Gurney says he expects the company will have a commercial partner before it reaches Phase 3 trials but is prepared to go further alone if needed. “Given the important medical need and the potentially transformative value of BPN14770 to patients, their families, and their caregivers, Tetra should be able to raise financing all the way through late-stage clinical trials and market approval.” Yet, he adds that, from an early stage, Tetra has received attention from licensing groups at larger companies, as well as access to regional and national venture capital funds.

Gurney points to another special hurdle common to CNS companies: to show, in early human clinical trials, that its drug reaches the brain and engages the target. “Cutting-edge CNS programs need to deliver both a drug and an imaging agent, typically a PET ligand, to demonstrate target engagement. This doubles the complexity of the discovery phase, as PET ligands have their own set of optimization criteria which are distinct from CNS drugs.” Fortunately, he says, the company is “making rapid progress” in identifying a PET ligand it can use in early human trials of its lead product.

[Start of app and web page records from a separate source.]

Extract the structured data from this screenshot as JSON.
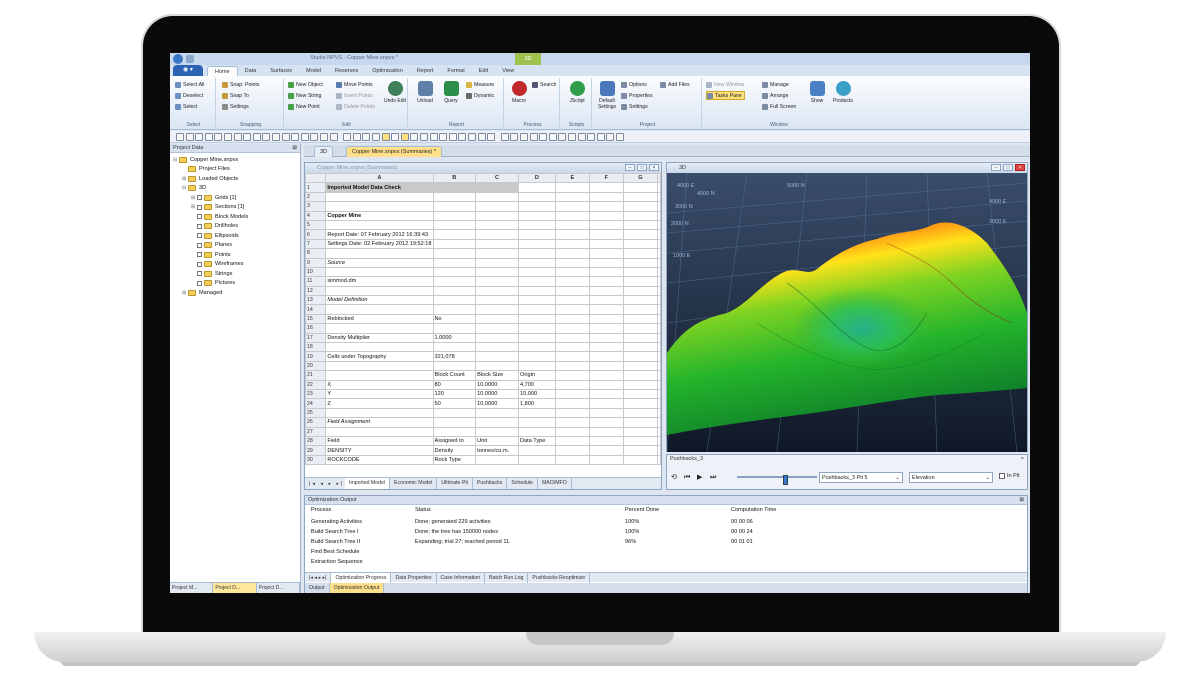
{
  "app": {
    "title": "Studio NPVS - Copper Mine.snpvs *",
    "context_tab": "3D"
  },
  "menu": {
    "file_label": "",
    "tabs": [
      "Home",
      "Data",
      "Surfaces",
      "Model",
      "Reserves",
      "Optimization",
      "Report",
      "Format",
      "Edit",
      "View"
    ],
    "active": "Home"
  },
  "ribbon": {
    "select": {
      "label": "Select",
      "items": [
        "Select All",
        "Deselect",
        "Select"
      ]
    },
    "snapping": {
      "label": "Snapping",
      "items": [
        "Snap: Points",
        "Snap To",
        "Settings"
      ]
    },
    "edit": {
      "label": "Edit",
      "items": [
        "New Object",
        "New String",
        "New Point",
        "Move Points",
        "Insert Points",
        "Delete Points"
      ],
      "undo": "Undo Edit"
    },
    "report": {
      "label": "Report",
      "big": [
        "Unload",
        "Query"
      ],
      "items": [
        "Measure",
        "Dynamic"
      ]
    },
    "process": {
      "label": "Process",
      "big": [
        "Macro"
      ],
      "items": [
        "Search"
      ]
    },
    "scripts": {
      "label": "Scripts",
      "big": [
        "JScript"
      ]
    },
    "project": {
      "label": "Project",
      "big": [
        "Default Settings"
      ],
      "items": [
        "Options",
        "Properties",
        "Settings",
        "Add Files"
      ]
    },
    "window": {
      "label": "Window",
      "items": [
        "New Window",
        "Tasks Pane",
        "Manage",
        "Arrange",
        "Full Screen"
      ],
      "big": [
        "Show",
        "Products"
      ]
    }
  },
  "left_pane": {
    "title": "Project Data",
    "tree": [
      {
        "label": "Copper Mine.snpvs",
        "level": 0,
        "exp": "⊟"
      },
      {
        "label": "Project Files",
        "level": 1,
        "exp": ""
      },
      {
        "label": "Loaded Objects",
        "level": 1,
        "exp": "⊞"
      },
      {
        "label": "3D",
        "level": 1,
        "exp": "⊟"
      },
      {
        "label": "Grids [1]",
        "level": 2,
        "exp": "⊞"
      },
      {
        "label": "Sections [1]",
        "level": 2,
        "exp": "⊞"
      },
      {
        "label": "Block Models",
        "level": 2,
        "exp": ""
      },
      {
        "label": "Drillholes",
        "level": 2,
        "exp": ""
      },
      {
        "label": "Ellipsoids",
        "level": 2,
        "exp": ""
      },
      {
        "label": "Planes",
        "level": 2,
        "exp": ""
      },
      {
        "label": "Points",
        "level": 2,
        "exp": ""
      },
      {
        "label": "Wireframes",
        "level": 2,
        "exp": ""
      },
      {
        "label": "Strings",
        "level": 2,
        "exp": ""
      },
      {
        "label": "Pictures",
        "level": 2,
        "exp": ""
      },
      {
        "label": "Managed",
        "level": 1,
        "exp": "⊞"
      }
    ],
    "bottom_tabs": [
      "Project M...",
      "Project D...",
      "Project D..."
    ]
  },
  "doc_tabs": [
    "3D",
    "Copper Mine.snpvs (Summaries) *"
  ],
  "sheet": {
    "title": "Copper Mine.snpvs (Summaries)",
    "columns": [
      "A",
      "B",
      "C",
      "D",
      "E",
      "F",
      "G"
    ],
    "rows": [
      {
        "n": "1",
        "cells": [
          "Imported Model Data Check",
          "",
          "",
          "",
          "",
          "",
          ""
        ],
        "style": "hl"
      },
      {
        "n": "2",
        "cells": [
          "",
          "",
          "",
          "",
          "",
          "",
          ""
        ]
      },
      {
        "n": "3",
        "cells": [
          "",
          "",
          "",
          "",
          "",
          "",
          ""
        ]
      },
      {
        "n": "4",
        "cells": [
          "Copper Mine",
          "",
          "",
          "",
          "",
          "",
          ""
        ],
        "style": "b"
      },
      {
        "n": "5",
        "cells": [
          "",
          "",
          "",
          "",
          "",
          "",
          ""
        ]
      },
      {
        "n": "6",
        "cells": [
          "Report Date:  07 February 2012 16:39:43",
          "",
          "",
          "",
          "",
          "",
          ""
        ]
      },
      {
        "n": "7",
        "cells": [
          "Settings Date: 02 February 2012 19:52:18",
          "",
          "",
          "",
          "",
          "",
          ""
        ]
      },
      {
        "n": "8",
        "cells": [
          "",
          "",
          "",
          "",
          "",
          "",
          ""
        ]
      },
      {
        "n": "9",
        "cells": [
          "Source",
          "",
          "",
          "",
          "",
          "",
          ""
        ],
        "style": "i"
      },
      {
        "n": "10",
        "cells": [
          "",
          "",
          "",
          "",
          "",
          "",
          ""
        ]
      },
      {
        "n": "11",
        "cells": [
          "simmod.dm",
          "",
          "",
          "",
          "",
          "",
          ""
        ]
      },
      {
        "n": "12",
        "cells": [
          "",
          "",
          "",
          "",
          "",
          "",
          ""
        ]
      },
      {
        "n": "13",
        "cells": [
          "Model Definition",
          "",
          "",
          "",
          "",
          "",
          ""
        ],
        "style": "i"
      },
      {
        "n": "14",
        "cells": [
          "",
          "",
          "",
          "",
          "",
          "",
          ""
        ]
      },
      {
        "n": "15",
        "cells": [
          "Reblocked",
          "No",
          "",
          "",
          "",
          "",
          ""
        ]
      },
      {
        "n": "16",
        "cells": [
          "",
          "",
          "",
          "",
          "",
          "",
          ""
        ]
      },
      {
        "n": "17",
        "cells": [
          "Density Multiplier",
          "1.0000",
          "",
          "",
          "",
          "",
          ""
        ]
      },
      {
        "n": "18",
        "cells": [
          "",
          "",
          "",
          "",
          "",
          "",
          ""
        ]
      },
      {
        "n": "19",
        "cells": [
          "Cells under Topography",
          "321,078",
          "",
          "",
          "",
          "",
          ""
        ]
      },
      {
        "n": "20",
        "cells": [
          "",
          "",
          "",
          "",
          "",
          "",
          ""
        ]
      },
      {
        "n": "21",
        "cells": [
          "",
          "Block Count",
          "Block Size",
          "Origin",
          "",
          "",
          ""
        ]
      },
      {
        "n": "22",
        "cells": [
          "X",
          "80",
          "10.0000",
          "4,700",
          "",
          "",
          ""
        ]
      },
      {
        "n": "23",
        "cells": [
          "Y",
          "120",
          "10.0000",
          "10,000",
          "",
          "",
          ""
        ]
      },
      {
        "n": "24",
        "cells": [
          "Z",
          "50",
          "10.0000",
          "1,800",
          "",
          "",
          ""
        ]
      },
      {
        "n": "25",
        "cells": [
          "",
          "",
          "",
          "",
          "",
          "",
          ""
        ]
      },
      {
        "n": "26",
        "cells": [
          "Field Assignment",
          "",
          "",
          "",
          "",
          "",
          ""
        ],
        "style": "i"
      },
      {
        "n": "27",
        "cells": [
          "",
          "",
          "",
          "",
          "",
          "",
          ""
        ]
      },
      {
        "n": "28",
        "cells": [
          "Field",
          "Assigned to",
          "Unit",
          "Data Type",
          "",
          "",
          ""
        ]
      },
      {
        "n": "29",
        "cells": [
          "DENSITY",
          "Density",
          "tonnes/cu.m.",
          "",
          "",
          "",
          ""
        ]
      },
      {
        "n": "30",
        "cells": [
          "ROCKCODE",
          "Rock Type",
          "",
          "",
          "",
          "",
          ""
        ]
      }
    ],
    "tabs": [
      "Imported Model",
      "Economic Model",
      "Ultimate Pit",
      "Pushbacks",
      "Schedule",
      "MAO/MFO"
    ],
    "active_tab": "Imported Model"
  },
  "view3d": {
    "title": "3D",
    "axis_labels": [
      "4000 E",
      "4000 N",
      "3000 N",
      "2000 N",
      "1000 E",
      "5000 N",
      "4000 E",
      "3000 E"
    ]
  },
  "pushbacks": {
    "title": "Pushbacks_3",
    "select1": "Pushbacks_3 Pit 5",
    "select2": "Elevation",
    "check_label": "In Pit",
    "slider_value": 0.6
  },
  "optimization": {
    "title": "Optimization Output",
    "headers": [
      "Process",
      "Status",
      "Percent Done",
      "Computation Time"
    ],
    "rows": [
      [
        "Generating Activities",
        "Done; generated 229 activities",
        "100%",
        "00 00 06"
      ],
      [
        "Build Search Tree I",
        "Done; the tree has 150000 nodes",
        "100%",
        "00 00 24"
      ],
      [
        "Build Search Tree II",
        "Expanding; trial 27; reached period 11.",
        "96%",
        "00 01 01"
      ],
      [
        "Find Best Schedule",
        "",
        "",
        ""
      ],
      [
        "Extraction Sequence",
        "",
        "",
        ""
      ]
    ],
    "tabs": [
      "Optimization Progress",
      "Data Properties",
      "Case Information",
      "Batch Run Log",
      "Pushbacks Reoptimize"
    ],
    "active_tab": "Optimization Progress",
    "output_tabs": [
      "Output",
      "Optimization Output"
    ],
    "active_output": "Optimization Output"
  }
}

Vital Statistics

Employees: 9
Headquarters: Grand Rapids, MI

Finances: $17M
$15M in NIH grants
$2M convertible debt

Research Partnership Funding:
NIH Blueprint Neurotherapeutics Program, up to $12 million

Latest Updates

October 2014:
Tetra completes second seed financing.
First compound slated for human clinical trials in 2015.